» RECORDS PROVIDED
--- START ---

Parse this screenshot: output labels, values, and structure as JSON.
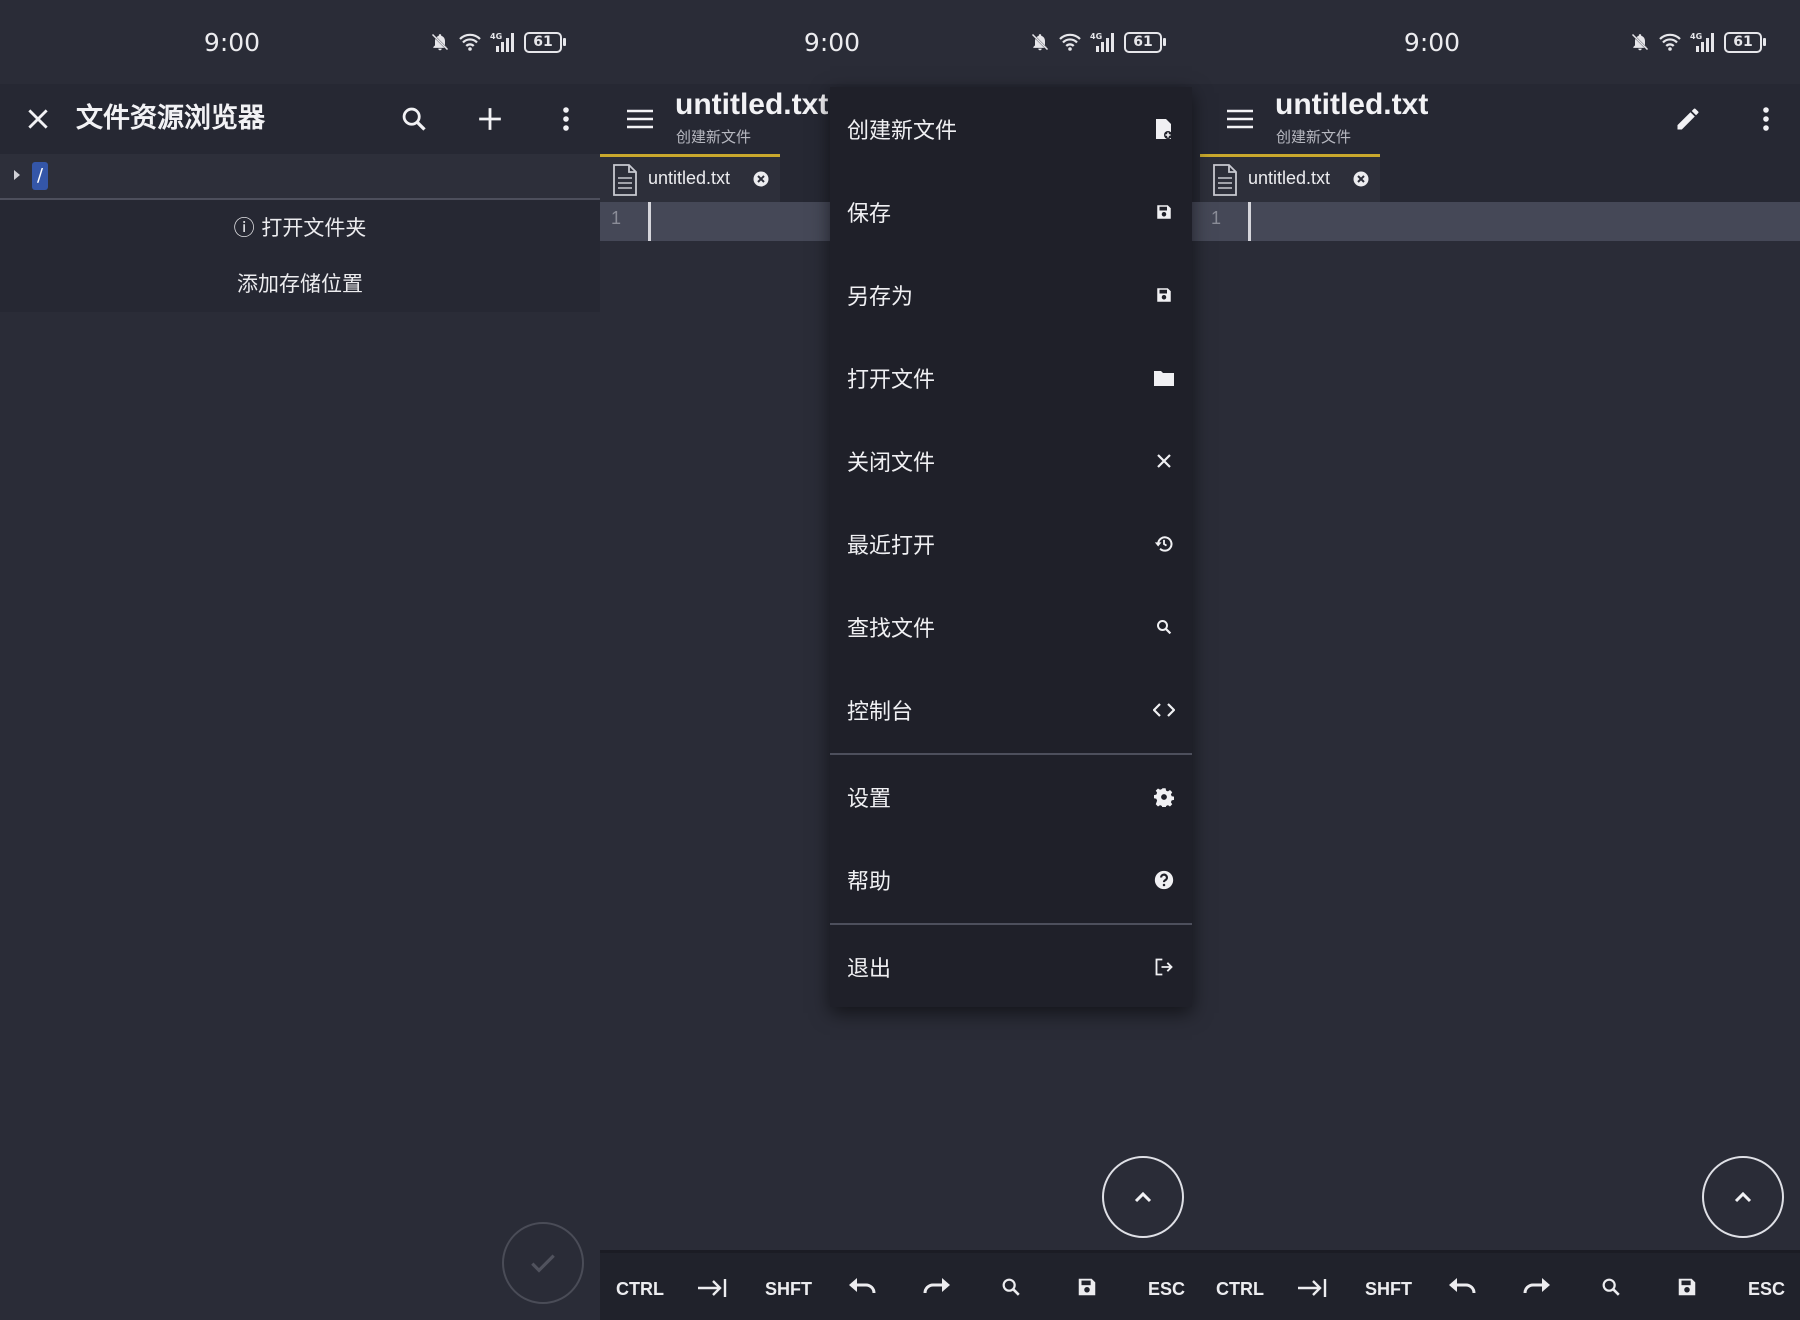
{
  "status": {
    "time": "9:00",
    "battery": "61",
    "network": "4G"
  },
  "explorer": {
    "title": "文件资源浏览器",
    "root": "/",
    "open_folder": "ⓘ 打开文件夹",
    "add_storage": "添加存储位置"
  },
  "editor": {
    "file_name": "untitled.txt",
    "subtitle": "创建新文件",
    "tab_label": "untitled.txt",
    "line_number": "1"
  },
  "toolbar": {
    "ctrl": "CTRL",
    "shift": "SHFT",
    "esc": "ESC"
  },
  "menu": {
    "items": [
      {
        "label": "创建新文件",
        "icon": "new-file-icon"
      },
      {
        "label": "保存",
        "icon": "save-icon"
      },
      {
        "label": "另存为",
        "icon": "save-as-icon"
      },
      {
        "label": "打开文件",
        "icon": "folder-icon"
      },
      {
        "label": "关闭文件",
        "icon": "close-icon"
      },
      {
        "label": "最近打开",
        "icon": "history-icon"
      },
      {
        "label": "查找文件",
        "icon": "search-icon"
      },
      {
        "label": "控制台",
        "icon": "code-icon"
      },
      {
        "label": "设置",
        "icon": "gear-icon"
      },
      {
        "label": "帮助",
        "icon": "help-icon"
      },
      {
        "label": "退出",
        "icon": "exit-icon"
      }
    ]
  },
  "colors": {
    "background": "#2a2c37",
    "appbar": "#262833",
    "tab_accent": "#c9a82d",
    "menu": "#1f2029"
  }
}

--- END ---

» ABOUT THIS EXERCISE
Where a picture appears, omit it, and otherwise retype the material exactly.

» YOUR RESPONSE
Parse this screenshot: output labels, values, and structure as JSON.
{
  "status": {
    "time": "9:00",
    "battery": "61",
    "network": "4G"
  },
  "explorer": {
    "title": "文件资源浏览器",
    "root": "/",
    "open_folder": "ⓘ 打开文件夹",
    "add_storage": "添加存储位置"
  },
  "editor": {
    "file_name": "untitled.txt",
    "subtitle": "创建新文件",
    "tab_label": "untitled.txt",
    "line_number": "1"
  },
  "toolbar": {
    "ctrl": "CTRL",
    "shift": "SHFT",
    "esc": "ESC"
  },
  "menu": {
    "items": [
      {
        "label": "创建新文件",
        "icon": "new-file-icon"
      },
      {
        "label": "保存",
        "icon": "save-icon"
      },
      {
        "label": "另存为",
        "icon": "save-as-icon"
      },
      {
        "label": "打开文件",
        "icon": "folder-icon"
      },
      {
        "label": "关闭文件",
        "icon": "close-icon"
      },
      {
        "label": "最近打开",
        "icon": "history-icon"
      },
      {
        "label": "查找文件",
        "icon": "search-icon"
      },
      {
        "label": "控制台",
        "icon": "code-icon"
      },
      {
        "label": "设置",
        "icon": "gear-icon"
      },
      {
        "label": "帮助",
        "icon": "help-icon"
      },
      {
        "label": "退出",
        "icon": "exit-icon"
      }
    ]
  },
  "colors": {
    "background": "#2a2c37",
    "appbar": "#262833",
    "tab_accent": "#c9a82d",
    "menu": "#1f2029"
  }
}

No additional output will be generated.